##### Stored data #####

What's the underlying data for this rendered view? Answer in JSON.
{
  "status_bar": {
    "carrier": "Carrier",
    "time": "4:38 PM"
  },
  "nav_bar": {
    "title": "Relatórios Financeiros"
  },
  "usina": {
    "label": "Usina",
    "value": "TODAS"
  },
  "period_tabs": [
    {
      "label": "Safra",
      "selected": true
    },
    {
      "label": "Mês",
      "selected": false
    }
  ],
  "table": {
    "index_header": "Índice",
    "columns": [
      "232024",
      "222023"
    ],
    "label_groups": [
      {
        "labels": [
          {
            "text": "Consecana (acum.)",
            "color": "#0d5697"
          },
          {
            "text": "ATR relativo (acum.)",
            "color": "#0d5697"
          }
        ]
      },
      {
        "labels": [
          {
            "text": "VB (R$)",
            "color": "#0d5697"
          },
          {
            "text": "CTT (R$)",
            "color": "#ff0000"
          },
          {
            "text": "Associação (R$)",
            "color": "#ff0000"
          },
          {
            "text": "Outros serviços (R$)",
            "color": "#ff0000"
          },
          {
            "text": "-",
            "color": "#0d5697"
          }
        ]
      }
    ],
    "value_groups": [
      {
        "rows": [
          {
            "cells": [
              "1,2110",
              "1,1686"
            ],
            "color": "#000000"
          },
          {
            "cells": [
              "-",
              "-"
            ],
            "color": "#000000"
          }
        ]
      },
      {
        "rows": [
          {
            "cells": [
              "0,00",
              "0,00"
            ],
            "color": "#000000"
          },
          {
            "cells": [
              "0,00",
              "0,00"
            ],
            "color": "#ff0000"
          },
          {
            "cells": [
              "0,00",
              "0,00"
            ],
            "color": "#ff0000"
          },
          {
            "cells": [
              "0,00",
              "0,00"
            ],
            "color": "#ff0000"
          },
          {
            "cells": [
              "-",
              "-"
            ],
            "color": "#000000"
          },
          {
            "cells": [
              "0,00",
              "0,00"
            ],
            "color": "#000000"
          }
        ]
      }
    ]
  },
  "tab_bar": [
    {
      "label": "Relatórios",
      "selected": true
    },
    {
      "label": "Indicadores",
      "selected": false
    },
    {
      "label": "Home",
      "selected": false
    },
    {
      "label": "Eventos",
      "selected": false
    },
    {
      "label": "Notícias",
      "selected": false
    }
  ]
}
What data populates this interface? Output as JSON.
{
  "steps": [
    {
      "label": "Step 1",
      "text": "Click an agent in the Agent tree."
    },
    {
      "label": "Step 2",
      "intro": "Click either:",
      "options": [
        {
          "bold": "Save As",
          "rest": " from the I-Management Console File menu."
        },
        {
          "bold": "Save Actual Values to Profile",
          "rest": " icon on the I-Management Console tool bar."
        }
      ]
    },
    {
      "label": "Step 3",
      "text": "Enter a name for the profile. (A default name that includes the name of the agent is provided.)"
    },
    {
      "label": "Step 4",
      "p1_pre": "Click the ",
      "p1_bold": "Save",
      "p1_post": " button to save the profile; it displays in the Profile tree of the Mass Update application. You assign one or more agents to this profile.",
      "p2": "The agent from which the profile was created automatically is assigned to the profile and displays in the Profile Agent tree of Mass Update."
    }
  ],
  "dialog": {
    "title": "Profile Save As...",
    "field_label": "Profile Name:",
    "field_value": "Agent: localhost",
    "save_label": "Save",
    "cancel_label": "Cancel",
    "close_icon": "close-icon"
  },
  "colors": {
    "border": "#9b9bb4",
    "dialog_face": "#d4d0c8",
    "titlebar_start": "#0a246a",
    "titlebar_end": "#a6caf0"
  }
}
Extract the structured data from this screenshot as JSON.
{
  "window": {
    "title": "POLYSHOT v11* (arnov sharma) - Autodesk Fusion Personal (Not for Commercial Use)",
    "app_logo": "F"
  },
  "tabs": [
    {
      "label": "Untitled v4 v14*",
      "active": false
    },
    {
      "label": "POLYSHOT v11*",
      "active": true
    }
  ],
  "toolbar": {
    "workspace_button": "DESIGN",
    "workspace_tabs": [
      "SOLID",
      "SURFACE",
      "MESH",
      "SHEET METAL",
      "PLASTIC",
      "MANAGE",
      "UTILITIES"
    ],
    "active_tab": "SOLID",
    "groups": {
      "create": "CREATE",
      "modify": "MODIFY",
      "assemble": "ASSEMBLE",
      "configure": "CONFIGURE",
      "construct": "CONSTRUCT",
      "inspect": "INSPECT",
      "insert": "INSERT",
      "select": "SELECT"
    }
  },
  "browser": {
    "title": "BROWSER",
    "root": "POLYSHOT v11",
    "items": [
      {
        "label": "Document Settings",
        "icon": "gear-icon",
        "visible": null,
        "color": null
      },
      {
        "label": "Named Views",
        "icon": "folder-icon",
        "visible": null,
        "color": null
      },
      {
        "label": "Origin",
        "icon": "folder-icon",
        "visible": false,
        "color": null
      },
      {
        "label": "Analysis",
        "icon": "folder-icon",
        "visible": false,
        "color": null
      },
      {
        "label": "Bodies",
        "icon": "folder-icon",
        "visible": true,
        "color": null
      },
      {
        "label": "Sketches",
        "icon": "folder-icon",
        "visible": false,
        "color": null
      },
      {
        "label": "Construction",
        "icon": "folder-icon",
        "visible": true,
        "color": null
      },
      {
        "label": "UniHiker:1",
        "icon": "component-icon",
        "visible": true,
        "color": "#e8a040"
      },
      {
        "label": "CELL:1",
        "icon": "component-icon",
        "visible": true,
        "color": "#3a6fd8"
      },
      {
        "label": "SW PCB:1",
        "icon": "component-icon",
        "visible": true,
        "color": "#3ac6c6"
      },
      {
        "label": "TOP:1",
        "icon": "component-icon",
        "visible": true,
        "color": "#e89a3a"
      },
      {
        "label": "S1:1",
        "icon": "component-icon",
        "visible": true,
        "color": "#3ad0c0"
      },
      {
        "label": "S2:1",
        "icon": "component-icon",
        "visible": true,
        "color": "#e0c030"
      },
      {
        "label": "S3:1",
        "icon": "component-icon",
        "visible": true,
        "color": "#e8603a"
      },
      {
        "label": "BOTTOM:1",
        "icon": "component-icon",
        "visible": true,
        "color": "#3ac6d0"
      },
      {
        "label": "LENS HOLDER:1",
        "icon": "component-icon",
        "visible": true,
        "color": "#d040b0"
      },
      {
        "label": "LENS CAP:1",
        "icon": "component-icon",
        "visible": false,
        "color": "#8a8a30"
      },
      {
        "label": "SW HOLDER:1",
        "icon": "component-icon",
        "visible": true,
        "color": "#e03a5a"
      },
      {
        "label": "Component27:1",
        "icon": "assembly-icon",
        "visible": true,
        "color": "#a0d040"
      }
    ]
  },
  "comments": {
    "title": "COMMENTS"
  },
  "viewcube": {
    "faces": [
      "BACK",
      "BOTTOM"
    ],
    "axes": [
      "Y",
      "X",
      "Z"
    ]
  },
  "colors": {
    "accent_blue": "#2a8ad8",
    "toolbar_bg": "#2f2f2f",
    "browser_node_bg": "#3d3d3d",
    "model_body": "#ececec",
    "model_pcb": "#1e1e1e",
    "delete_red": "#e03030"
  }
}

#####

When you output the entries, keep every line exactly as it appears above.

What's the underlying data for this rendered view? Answer in JSON.
{
  "status_bar": {
    "carrier": "Carrier",
    "time": "4:38 PM"
  },
  "nav_bar": {
    "title": "Relatórios Financeiros"
  },
  "usina": {
    "label": "Usina",
    "value": "TODAS"
  },
  "period_tabs": [
    {
      "label": "Safra",
      "selected": true
    },
    {
      "label": "Mês",
      "selected": false
    }
  ],
  "table": {
    "index_header": "Índice",
    "columns": [
      "232024",
      "222023"
    ],
    "label_groups": [
      {
        "labels": [
          {
            "text": "Consecana (acum.)",
            "color": "#0d5697"
          },
          {
            "text": "ATR relativo (acum.)",
            "color": "#0d5697"
          }
        ]
      },
      {
        "labels": [
          {
            "text": "VB (R$)",
            "color": "#0d5697"
          },
          {
            "text": "CTT (R$)",
            "color": "#ff0000"
          },
          {
            "text": "Associação (R$)",
            "color": "#ff0000"
          },
          {
            "text": "Outros serviços (R$)",
            "color": "#ff0000"
          },
          {
            "text": "-",
            "color": "#0d5697"
          }
        ]
      }
    ],
    "value_groups": [
      {
        "rows": [
          {
            "cells": [
              "1,2110",
              "1,1686"
            ],
            "color": "#000000"
          },
          {
            "cells": [
              "-",
              "-"
            ],
            "color": "#000000"
          }
        ]
      },
      {
        "rows": [
          {
            "cells": [
              "0,00",
              "0,00"
            ],
            "color": "#000000"
          },
          {
            "cells": [
              "0,00",
              "0,00"
            ],
            "color": "#ff0000"
          },
          {
            "cells": [
              "0,00",
              "0,00"
            ],
            "color": "#ff0000"
          },
          {
            "cells": [
              "0,00",
              "0,00"
            ],
            "color": "#ff0000"
          },
          {
            "cells": [
              "-",
              "-"
            ],
            "color": "#000000"
          },
          {
            "cells": [
              "0,00",
              "0,00"
            ],
            "color": "#000000"
          }
        ]
      }
    ]
  },
  "tab_bar": [
    {
      "label": "Relatórios",
      "selected": true
    },
    {
      "label": "Indicadores",
      "selected": false
    },
    {
      "label": "Home",
      "selected": false
    },
    {
      "label": "Eventos",
      "selected": false
    },
    {
      "label": "Notícias",
      "selected": false
    }
  ]
}
What data populates this interface? Output as JSON.
{
  "steps": [
    {
      "label": "Step 1",
      "text": "Click an agent in the Agent tree."
    },
    {
      "label": "Step 2",
      "intro": "Click either:",
      "options": [
        {
          "bold": "Save As",
          "rest": " from the I-Management Console File menu."
        },
        {
          "bold": "Save Actual Values to Profile",
          "rest": " icon on the I-Management Console tool bar."
        }
      ]
    },
    {
      "label": "Step 3",
      "text": "Enter a name for the profile. (A default name that includes the name of the agent is provided.)"
    },
    {
      "label": "Step 4",
      "p1_pre": "Click the ",
      "p1_bold": "Save",
      "p1_post": " button to save the profile; it displays in the Profile tree of the Mass Update application. You assign one or more agents to this profile.",
      "p2": "The agent from which the profile was created automatically is assigned to the profile and displays in the Profile Agent tree of Mass Update."
    }
  ],
  "dialog": {
    "title": "Profile Save As...",
    "field_label": "Profile Name:",
    "field_value": "Agent: localhost",
    "save_label": "Save",
    "cancel_label": "Cancel",
    "close_icon": "close-icon"
  },
  "colors": {
    "border": "#9b9bb4",
    "dialog_face": "#d4d0c8",
    "titlebar_start": "#0a246a",
    "titlebar_end": "#a6caf0"
  }
}
Extract the structured data from this screenshot as JSON.
{
  "window": {
    "title": "POLYSHOT v11* (arnov sharma) - Autodesk Fusion Personal (Not for Commercial Use)",
    "app_logo": "F"
  },
  "tabs": [
    {
      "label": "Untitled v4 v14*",
      "active": false
    },
    {
      "label": "POLYSHOT v11*",
      "active": true
    }
  ],
  "toolbar": {
    "workspace_button": "DESIGN",
    "workspace_tabs": [
      "SOLID",
      "SURFACE",
      "MESH",
      "SHEET METAL",
      "PLASTIC",
      "MANAGE",
      "UTILITIES"
    ],
    "active_tab": "SOLID",
    "groups": {
      "create": "CREATE",
      "modify": "MODIFY",
      "assemble": "ASSEMBLE",
      "configure": "CONFIGURE",
      "construct": "CONSTRUCT",
      "inspect": "INSPECT",
      "insert": "INSERT",
      "select": "SELECT"
    }
  },
  "browser": {
    "title": "BROWSER",
    "root": "POLYSHOT v11",
    "items": [
      {
        "label": "Document Settings",
        "icon": "gear-icon",
        "visible": null,
        "color": null
      },
      {
        "label": "Named Views",
        "icon": "folder-icon",
        "visible": null,
        "color": null
      },
      {
        "label": "Origin",
        "icon": "folder-icon",
        "visible": false,
        "color": null
      },
      {
        "label": "Analysis",
        "icon": "folder-icon",
        "visible": false,
        "color": null
      },
      {
        "label": "Bodies",
        "icon": "folder-icon",
        "visible": true,
        "color": null
      },
      {
        "label": "Sketches",
        "icon": "folder-icon",
        "visible": false,
        "color": null
      },
      {
        "label": "Construction",
        "icon": "folder-icon",
        "visible": true,
        "color": null
      },
      {
        "label": "UniHiker:1",
        "icon": "component-icon",
        "visible": true,
        "color": "#e8a040"
      },
      {
        "label": "CELL:1",
        "icon": "component-icon",
        "visible": true,
        "color": "#3a6fd8"
      },
      {
        "label": "SW PCB:1",
        "icon": "component-icon",
        "visible": true,
        "color": "#3ac6c6"
      },
      {
        "label": "TOP:1",
        "icon": "component-icon",
        "visible": true,
        "color": "#e89a3a"
      },
      {
        "label": "S1:1",
        "icon": "component-icon",
        "visible": true,
        "color": "#3ad0c0"
      },
      {
        "label": "S2:1",
        "icon": "component-icon",
        "visible": true,
        "color": "#e0c030"
      },
      {
        "label": "S3:1",
        "icon": "component-icon",
        "visible": true,
        "color": "#e8603a"
      },
      {
        "label": "BOTTOM:1",
        "icon": "component-icon",
        "visible": true,
        "color": "#3ac6d0"
      },
      {
        "label": "LENS HOLDER:1",
        "icon": "component-icon",
        "visible": true,
        "color": "#d040b0"
      },
      {
        "label": "LENS CAP:1",
        "icon": "component-icon",
        "visible": false,
        "color": "#8a8a30"
      },
      {
        "label": "SW HOLDER:1",
        "icon": "component-icon",
        "visible": true,
        "color": "#e03a5a"
      },
      {
        "label": "Component27:1",
        "icon": "assembly-icon",
        "visible": true,
        "color": "#a0d040"
      }
    ]
  },
  "comments": {
    "title": "COMMENTS"
  },
  "viewcube": {
    "faces": [
      "BACK",
      "BOTTOM"
    ],
    "axes": [
      "Y",
      "X",
      "Z"
    ]
  },
  "colors": {
    "accent_blue": "#2a8ad8",
    "toolbar_bg": "#2f2f2f",
    "browser_node_bg": "#3d3d3d",
    "model_body": "#ececec",
    "model_pcb": "#1e1e1e",
    "delete_red": "#e03030"
  }
}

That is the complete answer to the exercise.